Sue Burzynski Bullard teaches editing, reporting, ethics and multimedia classes as an associate professor at the University of Nebraska-Lincoln College of Journalism and Mass Communications. Before joining academia in 2007, Sue held a variety of editing positions at The Detroit News, including three years as managing editor.
Sue understands both the newsroom and the classroom. In 2014, she was named the Society of Professional Journalists’ Distinguished Educator of the Year. She’s stayed connected with professionals to keep up with the rapid changes in today’s media world. She’s taught Indian and Turkish journalists for the Poynter Institute. And in 2012, she completed a social media fellowship at the Chicago Tribune. She also serves on the executive committee American Copy Editors Society (ACES).
In 2011, Sue wrote “Everybody’s an Editor: Navigating Journalism’s Changing Landscape,” a textbook that examines the changing roles of editors in today’s world.

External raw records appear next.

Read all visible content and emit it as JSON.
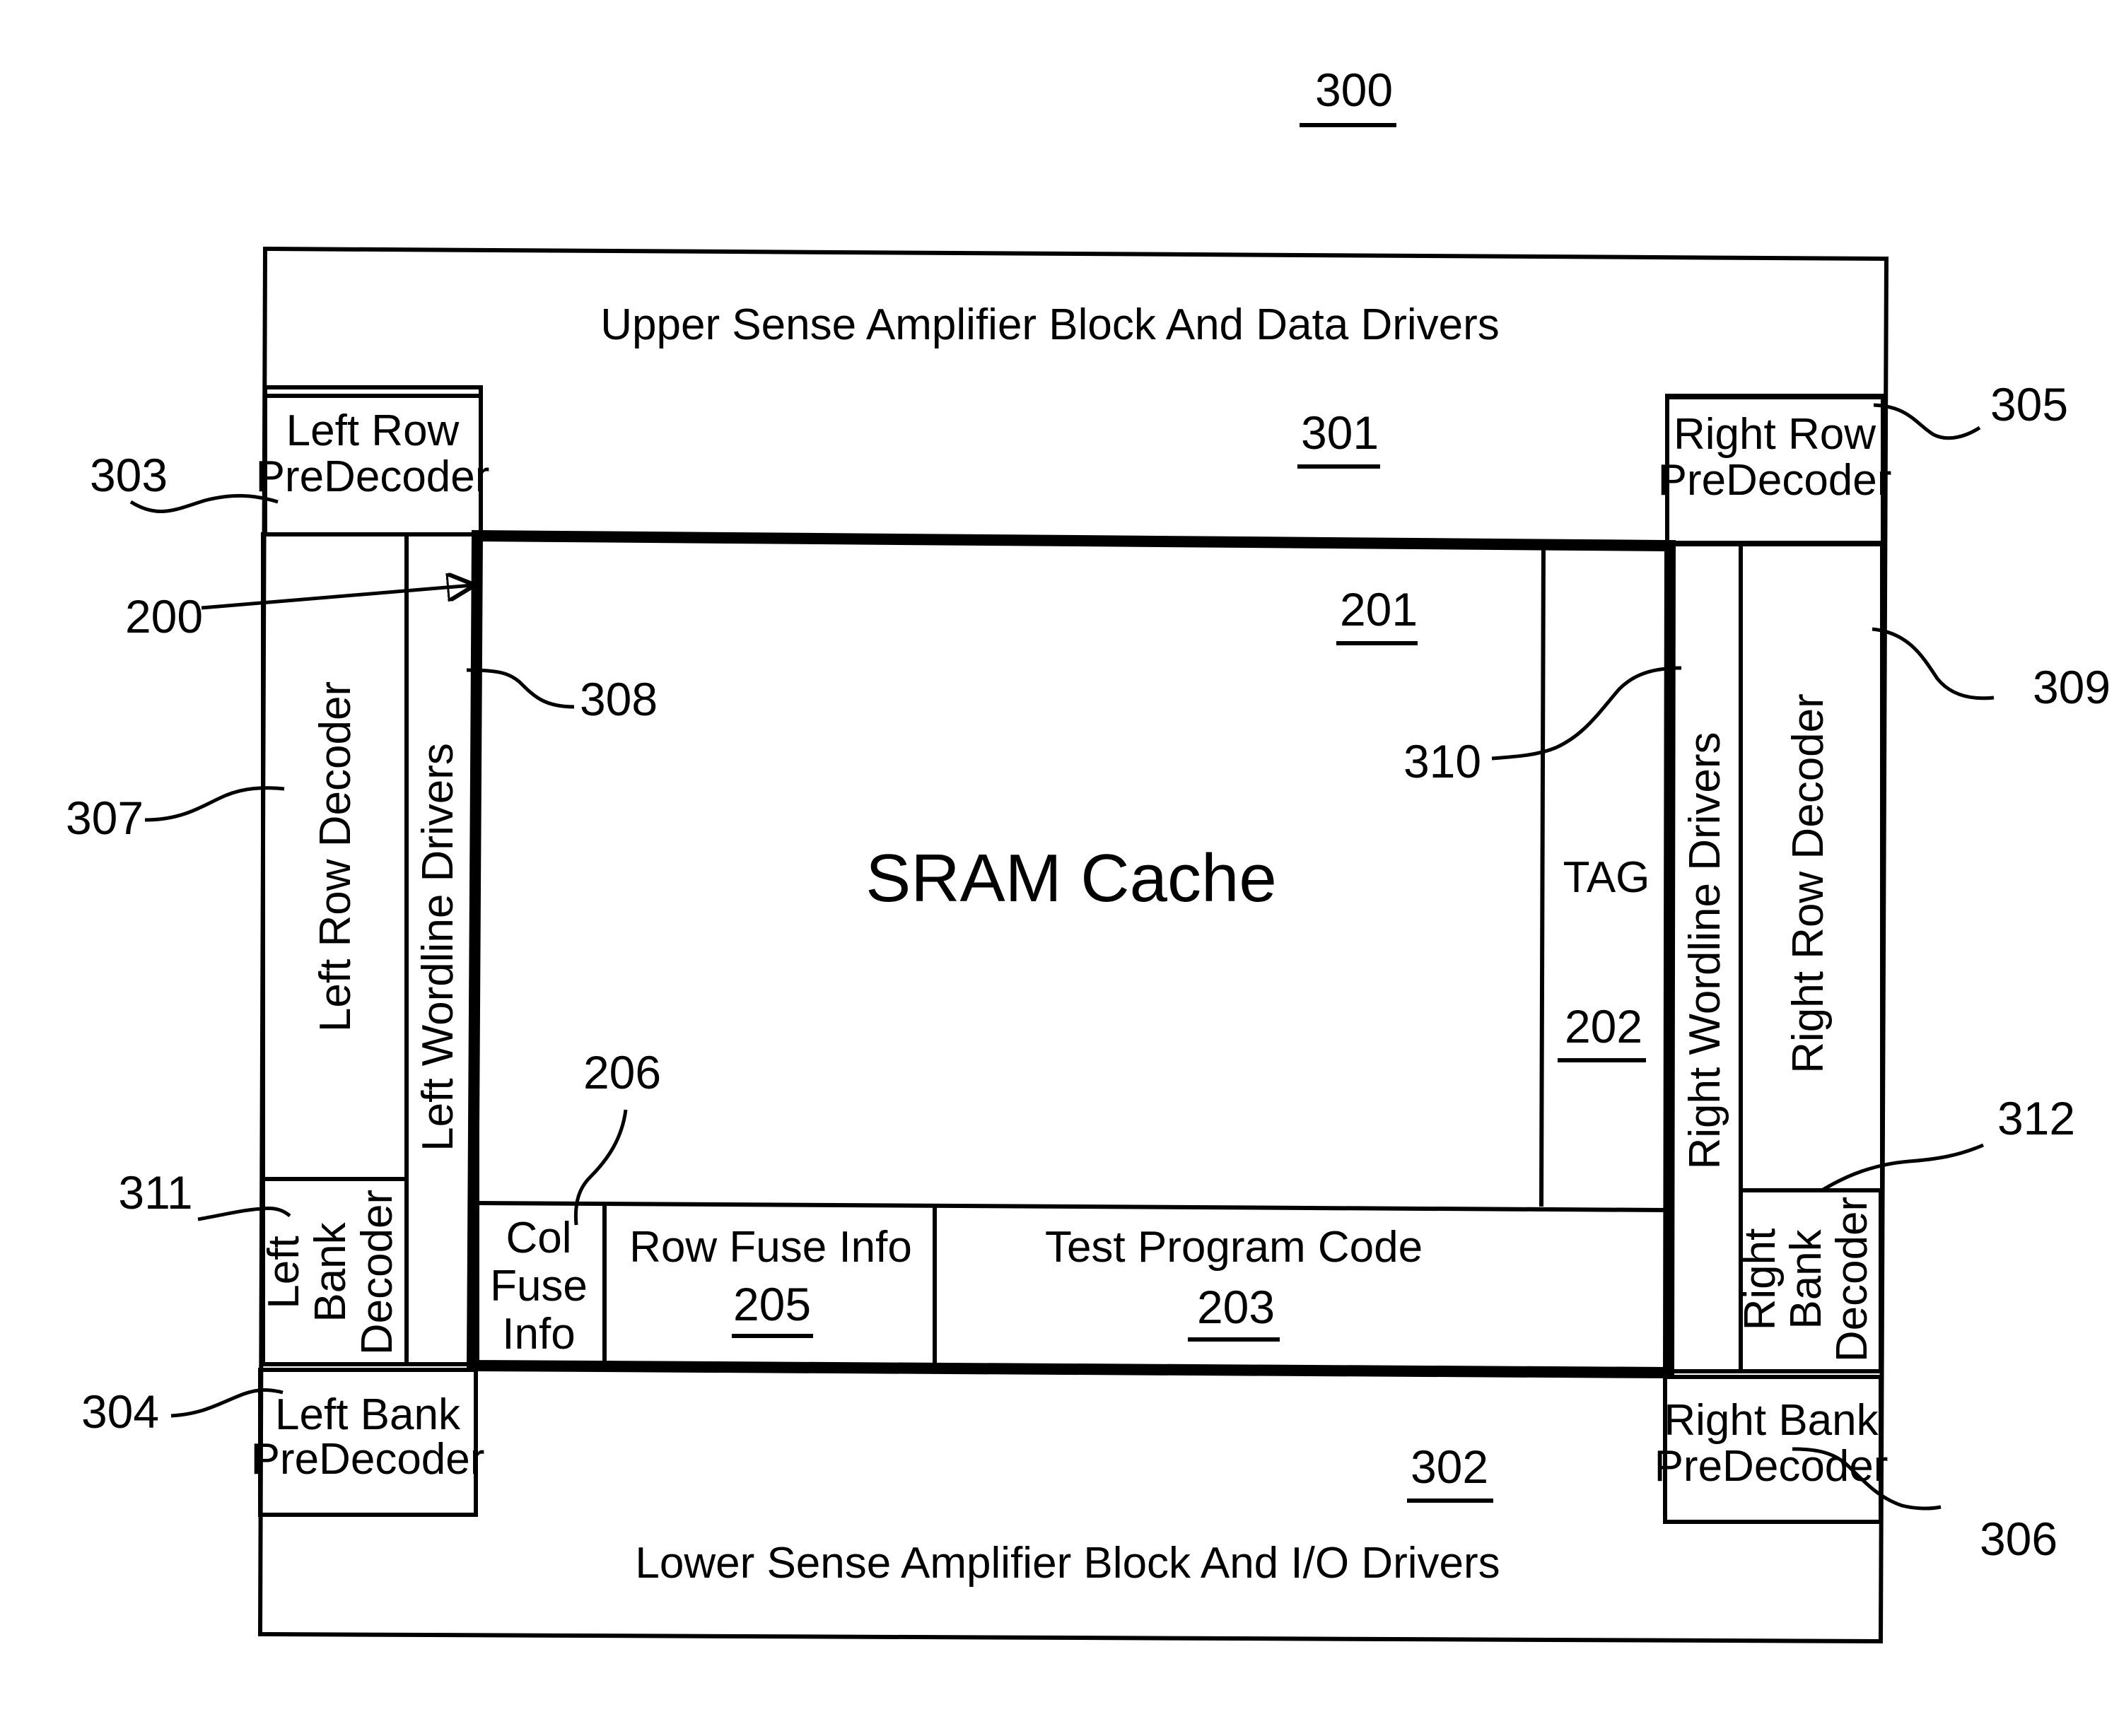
{
  "figure": {
    "number": "300",
    "blocks": {
      "upper_sense_amp": {
        "label": "Upper Sense Amplifier Block And Data Drivers",
        "ref": "301"
      },
      "lower_sense_amp": {
        "label": "Lower Sense Amplifier Block And I/O Drivers",
        "ref": "302"
      },
      "left_row_predecoder": {
        "line1": "Left Row",
        "line2": "PreDecoder",
        "ref": "303"
      },
      "left_bank_predecoder": {
        "line1": "Left Bank",
        "line2": "PreDecoder",
        "ref": "304"
      },
      "right_row_predecoder": {
        "line1": "Right Row",
        "line2": "PreDecoder",
        "ref": "305"
      },
      "right_bank_predecoder": {
        "line1": "Right Bank",
        "line2": "PreDecoder",
        "ref": "306"
      },
      "left_row_decoder": {
        "label": "Left Row Decoder",
        "ref": "307"
      },
      "left_wordline_drivers": {
        "label": "Left Wordline Drivers",
        "ref": "308"
      },
      "right_row_decoder": {
        "label": "Right Row Decoder",
        "ref": "309"
      },
      "right_wordline_drivers": {
        "label": "Right Wordline Drivers",
        "ref": "310"
      },
      "left_bank_decoder": {
        "line1": "Left",
        "line2": "Bank",
        "line3": "Decoder",
        "ref": "311"
      },
      "right_bank_decoder": {
        "line1": "Right",
        "line2": "Bank",
        "line3": "Decoder",
        "ref": "312"
      },
      "sram_cache": {
        "label": "SRAM Cache",
        "ref": "201",
        "outline_ref": "200"
      },
      "tag": {
        "label": "TAG",
        "ref": "202"
      },
      "test_program_code": {
        "label": "Test Program Code",
        "ref": "203"
      },
      "row_fuse_info": {
        "label": "Row Fuse Info",
        "ref": "205"
      },
      "col_fuse_info": {
        "line1": "Col",
        "line2": "Fuse",
        "line3": "Info",
        "ref": "206"
      }
    }
  }
}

She’s won numerous awards. In 2010, she won the Promising Professor Award from the Mass Communication and Society division of Association for Education in Journalism and Mass Communication. The Society of Professional Journalists, Detroit chapter, gave her a Lifetime Achievement Award in 2007. And she was named an outstanding alumna of Michigan State University’s College of Communication Arts & Sciences the same year.
Sue holds a bachelor's degree in journalism from Michigan State University and master's degree in administration from Central Michigan University.
Jason Lucht is a graduate of the University of Nebraska-Lincoln, with a bachelor’s degree in psychology and women’s and gender studies. He is a social activist, educating on bullying and suicide prevention pertaining to LGBTQ, gender, and cultural issues. He has also worked as a QPR (Question, Persuade, Refer) Suicide Prevention Gatekeeper Training Instructor. He received the Chancellor’s Award for Outstanding Contributions to the LGBT Community in 2011, and is the first recipient of the Louis Crompton Scholarship. He has worked on projects such as the “It Gets Better” project, holding a vigil in remembrance of LGBTQ teen suicide victims, and the “You Are Loved” chalk message project. Jason currently resides in Lincoln, Nebraska with his partner Ethan Kreifels, where he works as a Social Services Worker for the Nebraska Department of Health and Human Services.
Zachary R. Myers is a third-year doctoral student in the School Psychology Program at the University of Nebraska-Lincoln. Zach conducts research for the Empowerment Initiative under Dr. Susan Swearer (http://empowerment.unl.edu). His research interests include the relationship between victims and perpetrators of cyberbullying and their mental health outcomes. He is also interested in the effects of cyberbullying via Web-based social networking sites and online gaming.